As a young adult, I broke promises here and there to people that I love, as well as to people I was acquainted with, and to people I barely knew. Here and there I failed to do things I promised to do; so, heart-felt apologies were extended and forgiveness asked for. Still, degrees of disappointment were experienced, and I felt shame. It was painful. Hence, by my mid-20s, I learned to promise only what I know I will do. Well, that took care of disappointing others for breaking promises.
Except, I kept at it with one person: me. I kept breaking promises to myself. Still, I neither apologized nor forgave myself for breaking them. I just sort of shrugged the whole thing off. Yet, every time I promised myself something that I failed to do; I would lose a bit of myself mainly in disappointment. Now in my 60s and solely accountable to myself, I see how failed promises to myself are a big giant red flag. Failed promises to myself signal to me how I am likely seeking to realize someone else’s life expectations.
Take for instance the way I have danced with food for the past four decades. It would go something like this: I would promise myself to lose weight. I would go on a diet. I would honor it long enough to feel deprived. Thus, I would go off the diet. While off the diet, I would then eat enough food to ensure I had to remain on a diet for the rest of my life. But hilarity aside and as it turns out, that right there is a broken promise to me, right? Yes, it is. Is it because I am undisciplined? Hardly. Then, what gives?
In my case, early on a lean body registered in my mind as a subjective component of beauty, of my beauty. Meanwhile, my soul always knew I really could not care less for that definition. “If you were alone in this world and there was no one to pay attention to how your body looked, you would never give the shape of your body a second thought,” my inner voice would brusquely say. The same voice would mockingly answer, “but you are not alone in this world and there are people watching. People like men which you happen to like and enjoy a lot.” There it was. Unmistakably, working on having a lean body for beauty’s sake, in my case, was always about someone else’s beholding of beauty that I in turn promised myself I could have. Therefore, depending on who was in the horizon and depending on what was going on in the external world, sometimes I would succeed with my diet and sometimes I would not.
Fast forward 40 years. The exquisiteness of aging is that if you want to, you can see the “why” of your dances. It is ageing’s super-power. When I dug deep into “why do you genuinely want to lose weight and have a lean body?” I found this: “because I genuinely want optimal health and science says lean bodies that are the result of healthy eating, exercise and balance are presumably healthier.”
It turns out who I truly am wants to have optimal health for as long as possible because living in health is an important tenet of my life. It is that simple. If I were alone in this world, I would still want to enjoy optimal health because I want to always be able to move and dance and write. If having a lean body gave that chance to me, I would totally go for it even if there was nobody watching. Ah, “therein lies the rub” and the weight is coming off for the first time in a long while.
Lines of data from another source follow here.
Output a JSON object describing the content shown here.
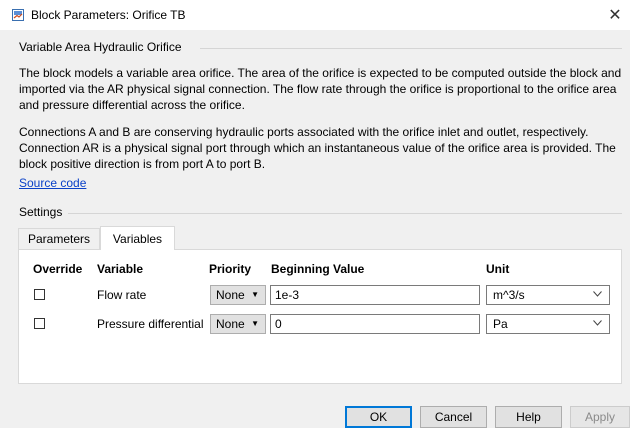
{
  "window": {
    "title": "Block Parameters: Orifice TB",
    "close_glyph": "✕"
  },
  "block": {
    "group_title": "Variable Area Hydraulic Orifice",
    "description1": "The block models a variable area orifice. The area of the orifice is expected to be computed outside the block and imported via the AR physical signal connection. The flow rate through the orifice is proportional to the orifice area and pressure differential across the orifice.",
    "description2": "Connections A and B are conserving hydraulic ports associated with the orifice inlet and outlet, respectively. Connection AR is a physical signal port through which an instantaneous value of the orifice area is provided. The block positive direction is from port A to port B.",
    "source_link": "Source code"
  },
  "settings": {
    "title": "Settings",
    "tabs": [
      {
        "label": "Parameters",
        "active": false
      },
      {
        "label": "Variables",
        "active": true
      }
    ],
    "columns": {
      "override": "Override",
      "variable": "Variable",
      "priority": "Priority",
      "beginning_value": "Beginning Value",
      "unit": "Unit"
    },
    "rows": [
      {
        "override": false,
        "variable": "Flow rate",
        "priority": "None",
        "value": "1e-3",
        "unit": "m^3/s"
      },
      {
        "override": false,
        "variable": "Pressure differential",
        "priority": "None",
        "value": "0",
        "unit": "Pa"
      }
    ]
  },
  "buttons": {
    "ok": "OK",
    "cancel": "Cancel",
    "help": "Help",
    "apply": "Apply"
  },
  "icons": {
    "title": "simulink-block-icon",
    "close": "close-icon",
    "dropdown": "triangle-down-icon",
    "unit_dropdown": "chevron-down-icon"
  }
}
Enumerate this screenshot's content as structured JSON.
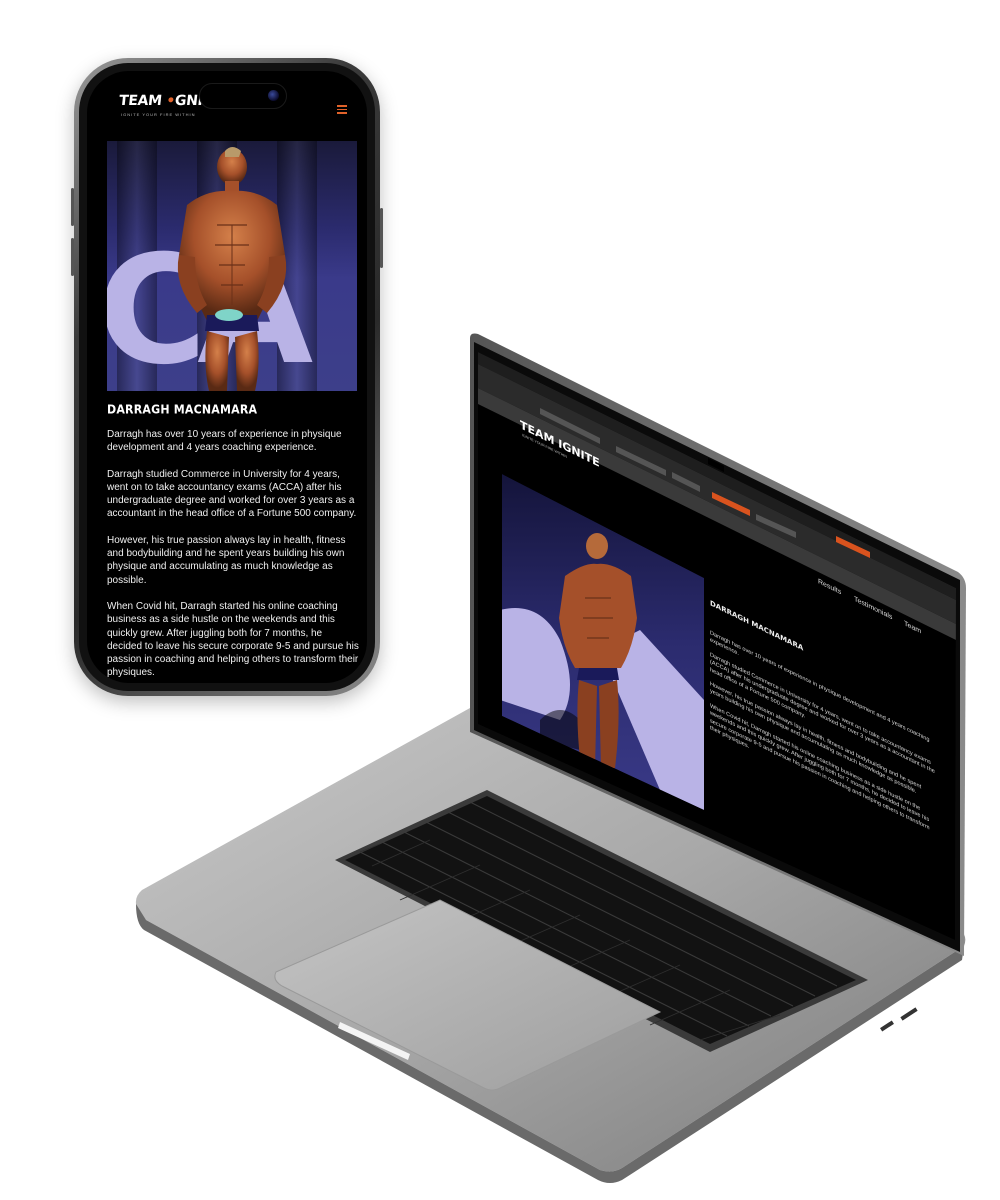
{
  "brand": {
    "logo_text": "TEAM IGNITE",
    "logo_part1": "TEAM ",
    "logo_part2": "GNITE",
    "tagline": "IGNITE YOUR FIRE WITHIN"
  },
  "profile": {
    "name": "DARRAGH MACNAMARA",
    "paragraphs": [
      "Darragh has over 10 years of experience in physique development and 4 years coaching experience.",
      "Darragh studied Commerce in University for 4 years, went on to take accountancy exams (ACCA) after his undergraduate degree and worked for over 3 years as a accountant in the head office of a Fortune 500 company.",
      "However, his true passion always lay in health, fitness and bodybuilding and he spent years building his own physique and accumulating as much knowledge as possible.",
      "When Covid hit, Darragh started his online coaching business as a side hustle on the weekends and this quickly grew. After juggling both for 7 months, he decided to leave his secure corporate 9-5 and pursue his passion in coaching and helping others to transform their physiques."
    ]
  },
  "laptop": {
    "browser_app": "Google Chrome",
    "nav_items": [
      "Results",
      "Testimonials",
      "Team"
    ]
  },
  "colors": {
    "accent": "#e0622a",
    "screen_bg": "#000000",
    "stage_purple": "#2b2b6e",
    "stage_letters": "#b9b3e6"
  }
}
As you can appreciate, losing weight to have a lean body, be it for beauty or health, yields the same exact outcome: a lean body. But when the “why” of what you are promising yourself is aligned with who you are, that integrity will keep you from disappointing yourself. Nowadays I would tell my younger self to just stop when faced with a broken self-promise. I would advise her to take a dive into “why” she was promising herself something she is unwilling to do. I would tell her that although the answer to that question could take a while, it will inevitably lead to the path where true self-actualization lies. I would further tell the younger version of me that whenever faced with a goal that is in contradiction with her “self”, to know that chances are she is working on someone else’s idea of what her life is. I would advise her to stop and recalibrate. I would say, girl, this is your chance to change your direction and place yourself in the path that is aligned with who you are and/or are meant to be. Go for it!